**Records to process**.
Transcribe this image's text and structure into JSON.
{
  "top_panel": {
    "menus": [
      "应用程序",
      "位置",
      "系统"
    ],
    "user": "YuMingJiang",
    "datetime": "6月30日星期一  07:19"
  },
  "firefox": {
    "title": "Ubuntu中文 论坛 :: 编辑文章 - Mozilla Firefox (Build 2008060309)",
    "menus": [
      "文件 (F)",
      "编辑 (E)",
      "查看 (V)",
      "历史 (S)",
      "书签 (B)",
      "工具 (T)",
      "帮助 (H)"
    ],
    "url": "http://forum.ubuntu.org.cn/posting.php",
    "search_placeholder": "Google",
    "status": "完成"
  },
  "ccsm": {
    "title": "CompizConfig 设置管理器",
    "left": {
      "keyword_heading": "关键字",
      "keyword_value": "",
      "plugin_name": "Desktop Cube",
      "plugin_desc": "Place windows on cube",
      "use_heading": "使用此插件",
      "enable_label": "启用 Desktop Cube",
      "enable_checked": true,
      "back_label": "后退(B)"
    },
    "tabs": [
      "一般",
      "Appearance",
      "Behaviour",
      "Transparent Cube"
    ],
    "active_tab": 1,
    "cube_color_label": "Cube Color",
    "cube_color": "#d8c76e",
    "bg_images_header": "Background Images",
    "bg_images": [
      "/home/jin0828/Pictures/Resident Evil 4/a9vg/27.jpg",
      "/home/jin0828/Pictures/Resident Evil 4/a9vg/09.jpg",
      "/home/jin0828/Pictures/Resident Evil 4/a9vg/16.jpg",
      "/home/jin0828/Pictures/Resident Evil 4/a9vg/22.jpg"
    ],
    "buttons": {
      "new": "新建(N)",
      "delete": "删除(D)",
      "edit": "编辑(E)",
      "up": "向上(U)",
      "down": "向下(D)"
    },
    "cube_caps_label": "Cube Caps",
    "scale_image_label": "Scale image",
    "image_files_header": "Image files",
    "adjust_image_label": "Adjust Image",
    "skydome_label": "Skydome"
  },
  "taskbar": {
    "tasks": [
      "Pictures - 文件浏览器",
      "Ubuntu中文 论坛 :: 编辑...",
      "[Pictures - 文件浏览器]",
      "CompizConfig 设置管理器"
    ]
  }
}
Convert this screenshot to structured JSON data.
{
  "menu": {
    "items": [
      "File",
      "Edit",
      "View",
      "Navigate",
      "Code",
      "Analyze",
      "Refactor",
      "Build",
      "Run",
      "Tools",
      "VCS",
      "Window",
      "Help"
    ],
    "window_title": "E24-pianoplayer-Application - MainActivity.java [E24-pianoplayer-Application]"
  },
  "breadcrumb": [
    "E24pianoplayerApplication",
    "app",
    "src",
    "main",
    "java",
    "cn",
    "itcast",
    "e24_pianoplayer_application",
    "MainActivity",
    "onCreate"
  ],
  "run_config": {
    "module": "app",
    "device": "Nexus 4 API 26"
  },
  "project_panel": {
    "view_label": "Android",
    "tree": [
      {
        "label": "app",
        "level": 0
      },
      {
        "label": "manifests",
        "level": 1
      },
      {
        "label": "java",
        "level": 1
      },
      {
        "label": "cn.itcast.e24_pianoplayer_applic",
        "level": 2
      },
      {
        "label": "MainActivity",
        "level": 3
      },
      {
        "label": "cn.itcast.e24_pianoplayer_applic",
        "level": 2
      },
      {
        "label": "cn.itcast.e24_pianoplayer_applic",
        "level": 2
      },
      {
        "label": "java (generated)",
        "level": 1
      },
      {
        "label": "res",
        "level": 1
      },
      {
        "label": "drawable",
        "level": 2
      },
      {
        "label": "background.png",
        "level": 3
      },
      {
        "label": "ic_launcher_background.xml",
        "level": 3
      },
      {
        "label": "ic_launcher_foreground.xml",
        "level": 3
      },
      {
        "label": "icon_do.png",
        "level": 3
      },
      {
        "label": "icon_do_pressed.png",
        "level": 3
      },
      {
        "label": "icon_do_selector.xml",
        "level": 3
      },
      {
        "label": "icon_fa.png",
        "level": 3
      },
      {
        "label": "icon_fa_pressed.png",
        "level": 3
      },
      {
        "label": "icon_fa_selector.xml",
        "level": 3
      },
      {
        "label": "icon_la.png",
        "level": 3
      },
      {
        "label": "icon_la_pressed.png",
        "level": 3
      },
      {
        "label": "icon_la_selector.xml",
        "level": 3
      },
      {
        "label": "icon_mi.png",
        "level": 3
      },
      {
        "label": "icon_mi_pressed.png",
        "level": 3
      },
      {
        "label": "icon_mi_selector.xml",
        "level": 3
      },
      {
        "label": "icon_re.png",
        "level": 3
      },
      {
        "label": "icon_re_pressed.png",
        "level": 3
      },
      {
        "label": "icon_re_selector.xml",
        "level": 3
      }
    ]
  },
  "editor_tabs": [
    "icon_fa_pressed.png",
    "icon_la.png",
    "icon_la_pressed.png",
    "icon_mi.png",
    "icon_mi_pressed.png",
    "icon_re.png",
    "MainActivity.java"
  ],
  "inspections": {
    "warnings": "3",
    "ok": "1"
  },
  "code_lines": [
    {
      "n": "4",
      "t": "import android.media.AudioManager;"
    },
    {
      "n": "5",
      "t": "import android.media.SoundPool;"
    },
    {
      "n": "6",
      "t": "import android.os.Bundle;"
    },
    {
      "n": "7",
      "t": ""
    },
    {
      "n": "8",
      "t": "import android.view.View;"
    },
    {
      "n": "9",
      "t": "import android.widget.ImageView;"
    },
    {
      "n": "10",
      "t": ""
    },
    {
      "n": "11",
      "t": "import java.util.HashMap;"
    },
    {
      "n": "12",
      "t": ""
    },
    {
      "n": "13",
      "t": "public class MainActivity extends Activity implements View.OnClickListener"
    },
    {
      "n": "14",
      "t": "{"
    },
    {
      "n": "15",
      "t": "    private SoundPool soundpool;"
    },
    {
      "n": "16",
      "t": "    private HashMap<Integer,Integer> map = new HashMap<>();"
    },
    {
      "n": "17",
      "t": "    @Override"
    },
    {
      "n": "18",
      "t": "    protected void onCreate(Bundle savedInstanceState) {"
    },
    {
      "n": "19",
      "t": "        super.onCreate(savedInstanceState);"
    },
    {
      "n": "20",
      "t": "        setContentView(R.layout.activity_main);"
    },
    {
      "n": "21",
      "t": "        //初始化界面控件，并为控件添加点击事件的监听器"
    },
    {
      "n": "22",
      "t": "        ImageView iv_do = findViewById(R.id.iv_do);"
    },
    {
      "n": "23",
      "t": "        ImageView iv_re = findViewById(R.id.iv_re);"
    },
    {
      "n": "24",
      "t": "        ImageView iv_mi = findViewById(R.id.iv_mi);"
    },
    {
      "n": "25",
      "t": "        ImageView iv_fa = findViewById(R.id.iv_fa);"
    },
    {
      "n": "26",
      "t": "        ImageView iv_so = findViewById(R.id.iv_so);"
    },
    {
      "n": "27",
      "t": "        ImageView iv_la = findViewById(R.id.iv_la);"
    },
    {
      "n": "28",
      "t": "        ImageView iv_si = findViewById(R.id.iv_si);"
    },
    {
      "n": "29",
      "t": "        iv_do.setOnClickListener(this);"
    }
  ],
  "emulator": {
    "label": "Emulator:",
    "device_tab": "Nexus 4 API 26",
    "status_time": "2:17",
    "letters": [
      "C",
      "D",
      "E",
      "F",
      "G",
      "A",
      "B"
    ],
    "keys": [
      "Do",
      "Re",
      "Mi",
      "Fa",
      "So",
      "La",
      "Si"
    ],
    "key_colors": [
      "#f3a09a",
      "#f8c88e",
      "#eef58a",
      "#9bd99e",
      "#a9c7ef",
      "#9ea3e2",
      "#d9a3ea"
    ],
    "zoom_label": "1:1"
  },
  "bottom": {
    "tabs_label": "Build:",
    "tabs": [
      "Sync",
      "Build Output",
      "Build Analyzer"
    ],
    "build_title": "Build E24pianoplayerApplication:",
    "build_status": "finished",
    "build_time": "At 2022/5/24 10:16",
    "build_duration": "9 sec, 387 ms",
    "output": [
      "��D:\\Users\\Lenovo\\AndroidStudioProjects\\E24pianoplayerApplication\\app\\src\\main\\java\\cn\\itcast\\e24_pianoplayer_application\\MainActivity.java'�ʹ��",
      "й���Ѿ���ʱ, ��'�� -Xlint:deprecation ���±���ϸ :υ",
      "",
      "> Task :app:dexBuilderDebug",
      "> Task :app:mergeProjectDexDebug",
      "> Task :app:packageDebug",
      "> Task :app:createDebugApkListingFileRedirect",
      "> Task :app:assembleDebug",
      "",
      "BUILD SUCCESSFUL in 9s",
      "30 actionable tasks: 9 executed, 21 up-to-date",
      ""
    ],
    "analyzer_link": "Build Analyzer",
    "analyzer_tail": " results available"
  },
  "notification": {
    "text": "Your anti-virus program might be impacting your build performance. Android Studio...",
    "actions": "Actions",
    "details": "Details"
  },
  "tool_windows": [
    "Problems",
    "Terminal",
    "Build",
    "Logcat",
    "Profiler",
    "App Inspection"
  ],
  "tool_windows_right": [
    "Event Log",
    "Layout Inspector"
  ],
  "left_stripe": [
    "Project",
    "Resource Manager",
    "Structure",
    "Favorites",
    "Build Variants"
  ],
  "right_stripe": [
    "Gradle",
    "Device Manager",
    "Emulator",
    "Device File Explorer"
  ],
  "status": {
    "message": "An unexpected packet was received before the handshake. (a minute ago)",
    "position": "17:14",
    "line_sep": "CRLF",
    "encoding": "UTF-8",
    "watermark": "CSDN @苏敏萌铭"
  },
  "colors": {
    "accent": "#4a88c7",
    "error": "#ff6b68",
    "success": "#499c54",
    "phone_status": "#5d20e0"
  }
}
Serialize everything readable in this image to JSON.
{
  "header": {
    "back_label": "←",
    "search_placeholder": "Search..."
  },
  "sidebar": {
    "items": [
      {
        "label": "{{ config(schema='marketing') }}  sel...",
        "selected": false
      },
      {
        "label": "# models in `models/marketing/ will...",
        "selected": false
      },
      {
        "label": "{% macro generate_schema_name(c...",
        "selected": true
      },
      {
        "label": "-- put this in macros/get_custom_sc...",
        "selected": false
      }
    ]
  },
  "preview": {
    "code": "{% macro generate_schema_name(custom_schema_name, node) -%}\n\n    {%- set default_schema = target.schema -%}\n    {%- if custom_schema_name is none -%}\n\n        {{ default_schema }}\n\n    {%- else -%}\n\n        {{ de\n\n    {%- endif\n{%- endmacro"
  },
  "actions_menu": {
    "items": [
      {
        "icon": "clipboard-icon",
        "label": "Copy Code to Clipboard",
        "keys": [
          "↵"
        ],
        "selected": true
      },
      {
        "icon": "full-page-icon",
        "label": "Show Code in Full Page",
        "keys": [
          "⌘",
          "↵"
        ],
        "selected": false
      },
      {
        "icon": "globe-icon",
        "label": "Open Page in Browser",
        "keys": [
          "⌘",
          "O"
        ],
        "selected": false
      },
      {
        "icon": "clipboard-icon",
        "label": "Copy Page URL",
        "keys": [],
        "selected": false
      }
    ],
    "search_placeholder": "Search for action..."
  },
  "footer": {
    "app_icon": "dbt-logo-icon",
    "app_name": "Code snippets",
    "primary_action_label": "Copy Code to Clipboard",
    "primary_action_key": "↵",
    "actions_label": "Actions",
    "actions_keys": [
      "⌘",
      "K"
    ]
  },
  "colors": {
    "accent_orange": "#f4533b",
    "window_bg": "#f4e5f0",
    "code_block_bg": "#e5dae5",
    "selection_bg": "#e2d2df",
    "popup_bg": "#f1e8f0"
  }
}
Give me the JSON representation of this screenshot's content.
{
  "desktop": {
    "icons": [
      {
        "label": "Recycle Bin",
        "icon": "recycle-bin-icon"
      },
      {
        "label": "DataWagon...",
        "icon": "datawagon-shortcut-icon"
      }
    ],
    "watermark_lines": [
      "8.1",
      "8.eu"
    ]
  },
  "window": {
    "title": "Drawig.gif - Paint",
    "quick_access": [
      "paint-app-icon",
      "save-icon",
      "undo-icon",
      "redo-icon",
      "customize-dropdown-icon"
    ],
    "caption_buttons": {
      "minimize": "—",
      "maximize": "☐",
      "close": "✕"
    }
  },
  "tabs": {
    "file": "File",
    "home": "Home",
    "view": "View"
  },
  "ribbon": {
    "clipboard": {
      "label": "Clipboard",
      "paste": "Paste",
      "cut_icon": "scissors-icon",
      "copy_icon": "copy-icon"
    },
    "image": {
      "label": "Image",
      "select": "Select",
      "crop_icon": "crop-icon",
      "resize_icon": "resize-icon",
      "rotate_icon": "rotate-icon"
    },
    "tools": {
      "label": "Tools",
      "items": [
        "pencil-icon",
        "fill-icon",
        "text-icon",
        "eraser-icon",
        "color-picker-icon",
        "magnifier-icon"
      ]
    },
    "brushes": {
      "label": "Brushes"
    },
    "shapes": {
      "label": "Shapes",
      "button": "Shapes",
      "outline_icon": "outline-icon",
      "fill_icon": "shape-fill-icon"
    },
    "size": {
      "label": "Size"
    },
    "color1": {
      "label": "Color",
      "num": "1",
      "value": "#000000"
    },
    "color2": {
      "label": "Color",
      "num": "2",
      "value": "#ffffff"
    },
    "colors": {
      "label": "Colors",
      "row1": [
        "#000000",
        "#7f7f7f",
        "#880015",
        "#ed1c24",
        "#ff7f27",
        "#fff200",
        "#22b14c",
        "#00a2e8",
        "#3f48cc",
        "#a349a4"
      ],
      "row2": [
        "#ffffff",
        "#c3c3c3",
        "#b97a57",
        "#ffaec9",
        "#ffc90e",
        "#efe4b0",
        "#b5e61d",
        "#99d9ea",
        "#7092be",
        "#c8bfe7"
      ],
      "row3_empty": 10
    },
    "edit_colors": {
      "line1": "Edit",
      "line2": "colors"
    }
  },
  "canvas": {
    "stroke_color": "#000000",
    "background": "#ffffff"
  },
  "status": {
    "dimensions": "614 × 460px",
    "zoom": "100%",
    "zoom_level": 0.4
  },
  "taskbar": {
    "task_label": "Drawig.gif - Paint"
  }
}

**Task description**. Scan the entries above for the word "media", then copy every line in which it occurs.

**Result of this task**.
      "t": "import android.media.AudioManager;"
      "t": "import android.media.SoundPool;"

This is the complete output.